BEGIN RECORDS SHOWN

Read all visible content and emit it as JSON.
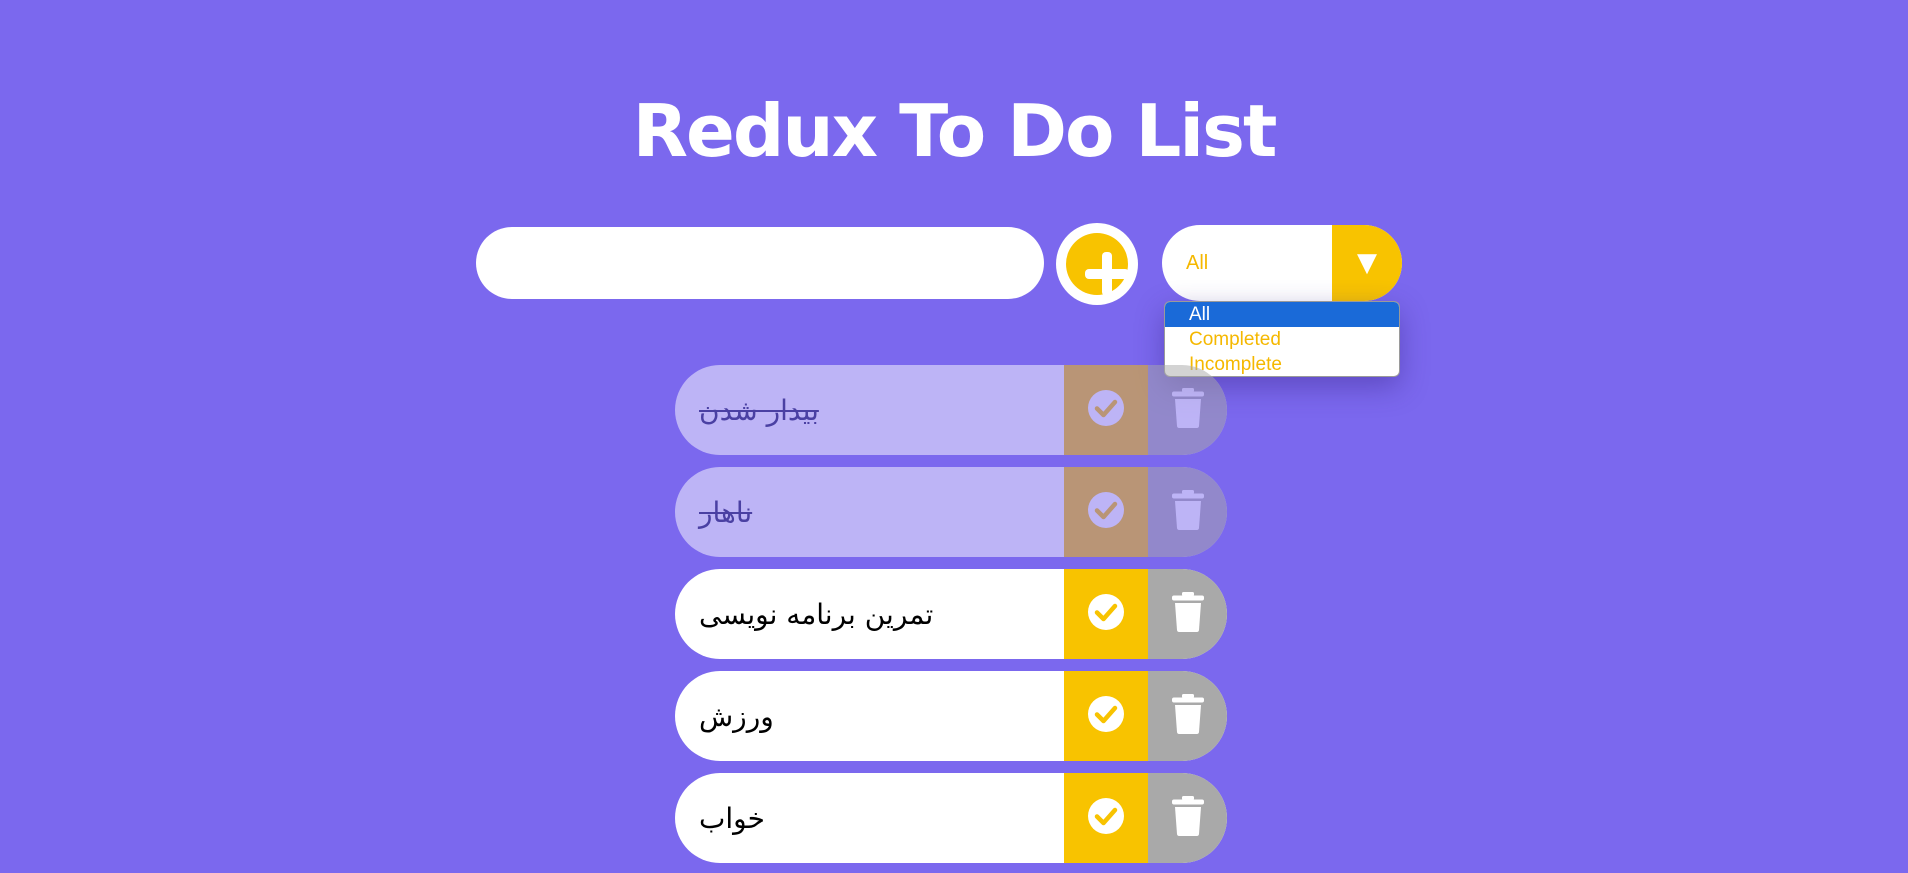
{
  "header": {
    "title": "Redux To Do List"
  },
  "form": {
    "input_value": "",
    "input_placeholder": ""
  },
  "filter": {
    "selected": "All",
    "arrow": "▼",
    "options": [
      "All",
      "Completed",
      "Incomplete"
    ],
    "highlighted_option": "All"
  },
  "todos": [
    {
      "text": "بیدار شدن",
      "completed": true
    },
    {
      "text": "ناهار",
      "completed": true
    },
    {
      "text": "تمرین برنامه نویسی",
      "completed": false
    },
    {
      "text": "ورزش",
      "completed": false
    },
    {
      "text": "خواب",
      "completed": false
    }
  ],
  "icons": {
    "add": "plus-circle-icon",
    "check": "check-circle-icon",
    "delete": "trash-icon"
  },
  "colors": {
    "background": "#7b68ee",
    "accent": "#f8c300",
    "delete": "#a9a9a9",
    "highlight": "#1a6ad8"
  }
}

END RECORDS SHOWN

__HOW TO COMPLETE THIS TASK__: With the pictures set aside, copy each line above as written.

__YOUR SOLUTION__:
Read all visible content and emit it as JSON.
{
  "header": {
    "title": "Redux To Do List"
  },
  "form": {
    "input_value": "",
    "input_placeholder": ""
  },
  "filter": {
    "selected": "All",
    "arrow": "▼",
    "options": [
      "All",
      "Completed",
      "Incomplete"
    ],
    "highlighted_option": "All"
  },
  "todos": [
    {
      "text": "بیدار شدن",
      "completed": true
    },
    {
      "text": "ناهار",
      "completed": true
    },
    {
      "text": "تمرین برنامه نویسی",
      "completed": false
    },
    {
      "text": "ورزش",
      "completed": false
    },
    {
      "text": "خواب",
      "completed": false
    }
  ],
  "icons": {
    "add": "plus-circle-icon",
    "check": "check-circle-icon",
    "delete": "trash-icon"
  },
  "colors": {
    "background": "#7b68ee",
    "accent": "#f8c300",
    "delete": "#a9a9a9",
    "highlight": "#1a6ad8"
  }
}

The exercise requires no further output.